US3511819 *Mar 1, 1967May 12, 1970Du PontThermally durable aromatic copolyamides
US3839295 *May 22, 1972Oct 1, 1974Phillips Petroleum CoProduction of polyamides from aqueous slurry of 5-methyl-1,9-nonanediamine and terephthalic acid
US3926924 *Oct 18, 1973Dec 16, 1975Ici LtdPolyamide copolymers from hexamethylene diammonium adipate/terephthalate and a third polyamide forming reactant
US3932362 *Apr 13, 1972Jan 13, 1976Dynamit Nobel AktiengesellschaftAmorphous polyamide of C-alkyl substituted diamine and terephthalic acid dialkyl ester having improved electrical creep resistance
US4207411 *Dec 22, 1975Jun 10, 1980Phillips Petroleum CompanyCopolyamide of branched C10 diamine, bis(4-aminocyclohexyl)-alkane, isophthalic acid and terephthalic acid
US4218509 *Mar 13, 1975Aug 19, 1980Imperial Chemical Industries, LimitedFilaments and fibers
US4297480 *Oct 9, 1979Oct 27, 1981Giba-Geigy CorporationTransparent polyamide from branched chain C11 diamine
US4355177 *Jan 30, 1981Oct 19, 1982Ciba-Geigy CorporationSubstituted 11-amino-undeca-4,8-dienal and 11-amino-undecanal derivatives and processes for their preparation
US4460790 *Jul 31, 1981Jul 17, 1984Ciba-Geigy CorporationProducing polyamides, curing agents for epoxide resins
US4476280 *Feb 16, 1983Oct 9, 1984Standard Oil CompanyPolyamide compositions from mixtures of trimethylhexamethylene diamine, hexamethylene diamine and diacids

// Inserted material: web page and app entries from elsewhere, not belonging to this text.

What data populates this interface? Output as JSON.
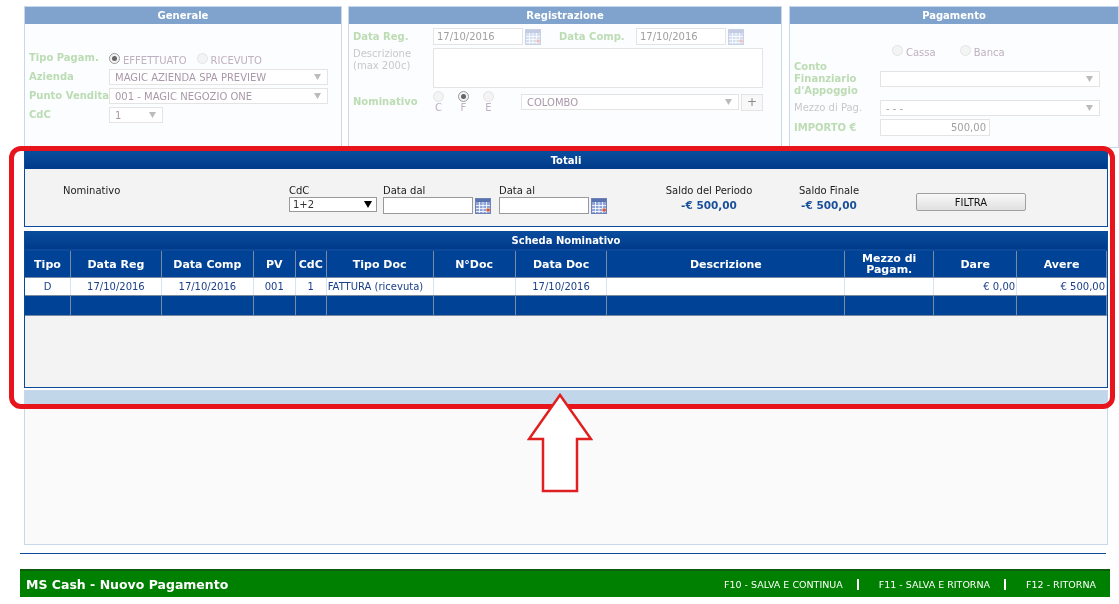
{
  "generale": {
    "title": "Generale",
    "tipo_pagam": {
      "label": "Tipo Pagam.",
      "options": [
        {
          "label": "EFFETTUATO",
          "selected": true
        },
        {
          "label": "RICEVUTO",
          "selected": false
        }
      ]
    },
    "fields": [
      {
        "label": "Azienda",
        "value": "MAGIC AZIENDA SPA PREVIEW"
      },
      {
        "label": "Punto Vendita",
        "value": "001 - MAGIC NEGOZIO ONE"
      }
    ],
    "cdc": {
      "label": "CdC",
      "value": "1"
    }
  },
  "registrazione": {
    "title": "Registrazione",
    "data_reg": {
      "label": "Data Reg.",
      "value": "17/10/2016"
    },
    "data_comp": {
      "label": "Data Comp.",
      "value": "17/10/2016"
    },
    "descrizione": {
      "label": "Descrizione (max 200c)"
    },
    "nominativo": {
      "label": "Nominativo",
      "options": [
        {
          "label": "C",
          "selected": false
        },
        {
          "label": "F",
          "selected": true
        },
        {
          "label": "E",
          "selected": false
        }
      ],
      "value": "COLOMBO",
      "add_button": "+"
    }
  },
  "pagamento": {
    "title": "Pagamento",
    "conto_tipo": [
      {
        "label": "Cassa",
        "selected": false
      },
      {
        "label": "Banca",
        "selected": false
      }
    ],
    "conto_finanziario": {
      "label": "Conto Finanziario d'Appoggio"
    },
    "mezzo": {
      "label": "Mezzo di Pag.",
      "value": "- - -"
    },
    "importo": {
      "label": "IMPORTO €",
      "value": "500,00"
    }
  },
  "totali": {
    "title": "Totali",
    "nominativo_label": "Nominativo",
    "cdc": {
      "label": "CdC",
      "value": "1+2"
    },
    "data_dal": {
      "label": "Data dal"
    },
    "data_al": {
      "label": "Data al"
    },
    "saldo_periodo": {
      "label": "Saldo del Periodo",
      "value": "-€ 500,00"
    },
    "saldo_finale": {
      "label": "Saldo Finale",
      "value": "-€ 500,00"
    },
    "filter_button": "FILTRA"
  },
  "scheda": {
    "title": "Scheda Nominativo",
    "columns": [
      "Tipo",
      "Data Reg",
      "Data Comp",
      "PV",
      "CdC",
      "Tipo Doc",
      "N°Doc",
      "Data Doc",
      "Descrizione",
      "Mezzo di Pagam.",
      "Dare",
      "Avere"
    ],
    "rows": [
      [
        "D",
        "17/10/2016",
        "17/10/2016",
        "001",
        "1",
        "FATTURA (ricevuta)",
        "",
        "17/10/2016",
        "",
        "",
        "€ 0,00",
        "€ 500,00"
      ]
    ]
  },
  "footer": {
    "title": "MS Cash - Nuovo Pagamento",
    "actions": [
      "F10 - SALVA E CONTINUA",
      "F11 - SALVA E RITORNA",
      "F12 - RITORNA"
    ]
  }
}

US4484004 *Sep 22, 1982Nov 20, 1984Ciba-Geigy CorporationSubstituted 1,11-diaminoundecanes, processes for producing them and their use
US4487947 *Sep 22, 1982Dec 11, 1984Ciba-Geigy CorporationPolyamides, curing agents, epoxy resins
US5081223 *Feb 27, 1990Jan 14, 1992Amoco CorporationCopolymer with improved glass transition temperature, heat res istance
EP0122688A2 *Feb 7, 1984Oct 24, 1984Amoco CorporationCrystalline copolyamides from terephthalic acid, isophthalic acid and C6 diamines
EP0310752A2 *Feb 7, 1984Apr 12, 1989Amoco CorporationCrystalline copolyamides from terephthalic acid, isophthalic acid and hexamethylenediamine
Classifications
U.S. Classification528/339, 528/349, 528/347, 524/391
International ClassificationC08G69/26, C08G69/00
Cooperative ClassificationC08G69/265
European ClassificationC08G69/26K